▸ What you should do
Restate the data below word for word, keeping each line intact.

(Stored items)
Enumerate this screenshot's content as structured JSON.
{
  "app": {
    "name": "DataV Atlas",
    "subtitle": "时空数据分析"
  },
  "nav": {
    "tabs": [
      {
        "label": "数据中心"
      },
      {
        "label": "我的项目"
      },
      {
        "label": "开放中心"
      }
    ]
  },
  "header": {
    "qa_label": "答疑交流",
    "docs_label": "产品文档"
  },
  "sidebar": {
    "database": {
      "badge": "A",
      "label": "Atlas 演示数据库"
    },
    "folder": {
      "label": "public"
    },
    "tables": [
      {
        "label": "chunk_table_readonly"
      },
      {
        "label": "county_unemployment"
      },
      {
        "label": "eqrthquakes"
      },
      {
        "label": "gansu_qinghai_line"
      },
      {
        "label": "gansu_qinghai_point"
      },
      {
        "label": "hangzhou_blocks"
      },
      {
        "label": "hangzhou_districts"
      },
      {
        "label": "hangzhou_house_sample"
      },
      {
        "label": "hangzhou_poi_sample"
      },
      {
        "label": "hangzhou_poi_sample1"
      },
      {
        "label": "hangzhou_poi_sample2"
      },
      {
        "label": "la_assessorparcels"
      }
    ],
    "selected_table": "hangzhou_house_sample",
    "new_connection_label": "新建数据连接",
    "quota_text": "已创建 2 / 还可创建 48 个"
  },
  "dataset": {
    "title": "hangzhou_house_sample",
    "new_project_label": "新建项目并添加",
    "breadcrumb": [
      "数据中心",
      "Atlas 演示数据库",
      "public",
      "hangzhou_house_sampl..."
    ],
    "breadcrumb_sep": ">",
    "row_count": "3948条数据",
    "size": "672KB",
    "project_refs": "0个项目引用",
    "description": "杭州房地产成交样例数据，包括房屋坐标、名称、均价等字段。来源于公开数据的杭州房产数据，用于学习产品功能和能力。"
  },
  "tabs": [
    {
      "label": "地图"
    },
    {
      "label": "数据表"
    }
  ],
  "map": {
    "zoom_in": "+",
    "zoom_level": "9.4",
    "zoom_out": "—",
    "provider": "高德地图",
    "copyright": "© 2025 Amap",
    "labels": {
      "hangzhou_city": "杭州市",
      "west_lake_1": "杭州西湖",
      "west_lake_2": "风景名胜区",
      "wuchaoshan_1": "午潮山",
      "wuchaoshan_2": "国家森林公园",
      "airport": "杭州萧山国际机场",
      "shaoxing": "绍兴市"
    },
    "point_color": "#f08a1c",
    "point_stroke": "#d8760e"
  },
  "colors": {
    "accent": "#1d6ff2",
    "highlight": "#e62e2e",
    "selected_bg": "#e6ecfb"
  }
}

▸ Your solution
Enumerate this screenshot's content as structured JSON.
{
  "app": {
    "name": "DataV Atlas",
    "subtitle": "时空数据分析"
  },
  "nav": {
    "tabs": [
      {
        "label": "数据中心"
      },
      {
        "label": "我的项目"
      },
      {
        "label": "开放中心"
      }
    ]
  },
  "header": {
    "qa_label": "答疑交流",
    "docs_label": "产品文档"
  },
  "sidebar": {
    "database": {
      "badge": "A",
      "label": "Atlas 演示数据库"
    },
    "folder": {
      "label": "public"
    },
    "tables": [
      {
        "label": "chunk_table_readonly"
      },
      {
        "label": "county_unemployment"
      },
      {
        "label": "eqrthquakes"
      },
      {
        "label": "gansu_qinghai_line"
      },
      {
        "label": "gansu_qinghai_point"
      },
      {
        "label": "hangzhou_blocks"
      },
      {
        "label": "hangzhou_districts"
      },
      {
        "label": "hangzhou_house_sample"
      },
      {
        "label": "hangzhou_poi_sample"
      },
      {
        "label": "hangzhou_poi_sample1"
      },
      {
        "label": "hangzhou_poi_sample2"
      },
      {
        "label": "la_assessorparcels"
      }
    ],
    "selected_table": "hangzhou_house_sample",
    "new_connection_label": "新建数据连接",
    "quota_text": "已创建 2 / 还可创建 48 个"
  },
  "dataset": {
    "title": "hangzhou_house_sample",
    "new_project_label": "新建项目并添加",
    "breadcrumb": [
      "数据中心",
      "Atlas 演示数据库",
      "public",
      "hangzhou_house_sampl..."
    ],
    "breadcrumb_sep": ">",
    "row_count": "3948条数据",
    "size": "672KB",
    "project_refs": "0个项目引用",
    "description": "杭州房地产成交样例数据，包括房屋坐标、名称、均价等字段。来源于公开数据的杭州房产数据，用于学习产品功能和能力。"
  },
  "tabs": [
    {
      "label": "地图"
    },
    {
      "label": "数据表"
    }
  ],
  "map": {
    "zoom_in": "+",
    "zoom_level": "9.4",
    "zoom_out": "—",
    "provider": "高德地图",
    "copyright": "© 2025 Amap",
    "labels": {
      "hangzhou_city": "杭州市",
      "west_lake_1": "杭州西湖",
      "west_lake_2": "风景名胜区",
      "wuchaoshan_1": "午潮山",
      "wuchaoshan_2": "国家森林公园",
      "airport": "杭州萧山国际机场",
      "shaoxing": "绍兴市"
    },
    "point_color": "#f08a1c",
    "point_stroke": "#d8760e"
  },
  "colors": {
    "accent": "#1d6ff2",
    "highlight": "#e62e2e",
    "selected_bg": "#e6ecfb"
  }
}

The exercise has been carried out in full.